[Data extracted from a collection]
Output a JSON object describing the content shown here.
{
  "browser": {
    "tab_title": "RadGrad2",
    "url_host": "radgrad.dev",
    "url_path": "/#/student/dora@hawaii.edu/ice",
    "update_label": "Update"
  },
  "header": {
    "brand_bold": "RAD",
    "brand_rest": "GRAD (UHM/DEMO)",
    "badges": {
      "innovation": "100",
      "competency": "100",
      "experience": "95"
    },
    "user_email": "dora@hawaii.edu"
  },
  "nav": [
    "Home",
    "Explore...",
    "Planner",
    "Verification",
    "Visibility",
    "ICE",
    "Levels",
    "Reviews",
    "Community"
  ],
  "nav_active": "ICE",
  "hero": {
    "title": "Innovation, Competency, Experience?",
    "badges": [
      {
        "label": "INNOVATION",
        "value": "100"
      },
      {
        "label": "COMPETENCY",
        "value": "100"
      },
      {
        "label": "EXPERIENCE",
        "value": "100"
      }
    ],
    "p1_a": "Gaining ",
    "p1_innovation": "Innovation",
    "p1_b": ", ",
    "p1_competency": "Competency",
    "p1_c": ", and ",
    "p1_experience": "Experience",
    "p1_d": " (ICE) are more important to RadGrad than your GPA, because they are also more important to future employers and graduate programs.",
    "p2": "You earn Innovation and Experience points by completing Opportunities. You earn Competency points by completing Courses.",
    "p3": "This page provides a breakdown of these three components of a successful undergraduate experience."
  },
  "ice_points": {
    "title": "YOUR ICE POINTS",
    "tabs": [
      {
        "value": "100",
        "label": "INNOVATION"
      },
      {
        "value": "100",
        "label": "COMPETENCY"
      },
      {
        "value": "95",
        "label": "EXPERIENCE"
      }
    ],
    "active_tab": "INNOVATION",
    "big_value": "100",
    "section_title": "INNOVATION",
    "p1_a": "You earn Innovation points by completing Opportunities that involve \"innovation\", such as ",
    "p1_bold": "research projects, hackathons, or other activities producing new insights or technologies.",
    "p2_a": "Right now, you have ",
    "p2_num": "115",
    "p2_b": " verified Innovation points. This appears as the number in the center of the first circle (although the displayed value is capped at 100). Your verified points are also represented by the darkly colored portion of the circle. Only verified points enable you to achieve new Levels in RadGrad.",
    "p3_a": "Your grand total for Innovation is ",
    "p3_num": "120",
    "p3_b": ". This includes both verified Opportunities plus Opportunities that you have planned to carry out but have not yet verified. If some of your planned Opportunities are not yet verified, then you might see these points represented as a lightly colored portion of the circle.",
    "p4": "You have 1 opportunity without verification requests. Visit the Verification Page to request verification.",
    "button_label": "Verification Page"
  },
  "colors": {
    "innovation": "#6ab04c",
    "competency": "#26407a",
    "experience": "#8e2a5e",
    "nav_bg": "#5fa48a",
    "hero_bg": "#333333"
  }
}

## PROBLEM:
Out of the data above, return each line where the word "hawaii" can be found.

## FINAL ANSWER:
    "url_path": "/#/student/dora@hawaii.edu/ice",
    "user_email": "dora@hawaii.edu"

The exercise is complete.